## Working data
>>>>

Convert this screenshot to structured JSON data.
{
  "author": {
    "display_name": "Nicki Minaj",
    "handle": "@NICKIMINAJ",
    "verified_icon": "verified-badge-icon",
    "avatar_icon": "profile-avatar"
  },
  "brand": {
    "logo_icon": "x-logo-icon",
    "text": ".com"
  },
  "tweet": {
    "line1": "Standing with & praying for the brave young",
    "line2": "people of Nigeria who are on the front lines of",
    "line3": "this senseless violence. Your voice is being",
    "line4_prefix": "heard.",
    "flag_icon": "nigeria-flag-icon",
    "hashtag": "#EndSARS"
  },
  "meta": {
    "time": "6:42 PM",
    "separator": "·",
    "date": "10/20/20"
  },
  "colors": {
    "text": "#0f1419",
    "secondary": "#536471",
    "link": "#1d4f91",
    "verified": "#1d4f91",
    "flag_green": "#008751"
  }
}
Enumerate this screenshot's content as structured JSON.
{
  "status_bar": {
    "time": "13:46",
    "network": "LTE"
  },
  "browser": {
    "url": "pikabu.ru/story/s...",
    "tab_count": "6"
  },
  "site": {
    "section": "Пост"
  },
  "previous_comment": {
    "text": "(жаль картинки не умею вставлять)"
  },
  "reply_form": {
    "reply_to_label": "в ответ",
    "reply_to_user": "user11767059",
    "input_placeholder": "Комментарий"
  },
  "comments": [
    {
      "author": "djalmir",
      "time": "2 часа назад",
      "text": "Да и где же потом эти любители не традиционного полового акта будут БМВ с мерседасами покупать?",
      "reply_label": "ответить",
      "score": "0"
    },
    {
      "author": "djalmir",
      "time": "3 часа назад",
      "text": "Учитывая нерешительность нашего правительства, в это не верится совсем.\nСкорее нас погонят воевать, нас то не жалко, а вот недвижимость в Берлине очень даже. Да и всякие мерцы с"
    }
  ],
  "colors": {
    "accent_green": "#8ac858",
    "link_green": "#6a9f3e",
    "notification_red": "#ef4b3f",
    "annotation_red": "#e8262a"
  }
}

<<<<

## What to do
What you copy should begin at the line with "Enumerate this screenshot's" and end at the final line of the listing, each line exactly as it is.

## Task result
Enumerate this screenshot's content as structured JSON.
{
  "status_bar": {
    "time": "13:46",
    "network": "LTE"
  },
  "browser": {
    "url": "pikabu.ru/story/s...",
    "tab_count": "6"
  },
  "site": {
    "section": "Пост"
  },
  "previous_comment": {
    "text": "(жаль картинки не умею вставлять)"
  },
  "reply_form": {
    "reply_to_label": "в ответ",
    "reply_to_user": "user11767059",
    "input_placeholder": "Комментарий"
  },
  "comments": [
    {
      "author": "djalmir",
      "time": "2 часа назад",
      "text": "Да и где же потом эти любители не традиционного полового акта будут БМВ с мерседасами покупать?",
      "reply_label": "ответить",
      "score": "0"
    },
    {
      "author": "djalmir",
      "time": "3 часа назад",
      "text": "Учитывая нерешительность нашего правительства, в это не верится совсем.\nСкорее нас погонят воевать, нас то не жалко, а вот недвижимость в Берлине очень даже. Да и всякие мерцы с"
    }
  ],
  "colors": {
    "accent_green": "#8ac858",
    "link_green": "#6a9f3e",
    "notification_red": "#ef4b3f",
    "annotation_red": "#e8262a"
  }
}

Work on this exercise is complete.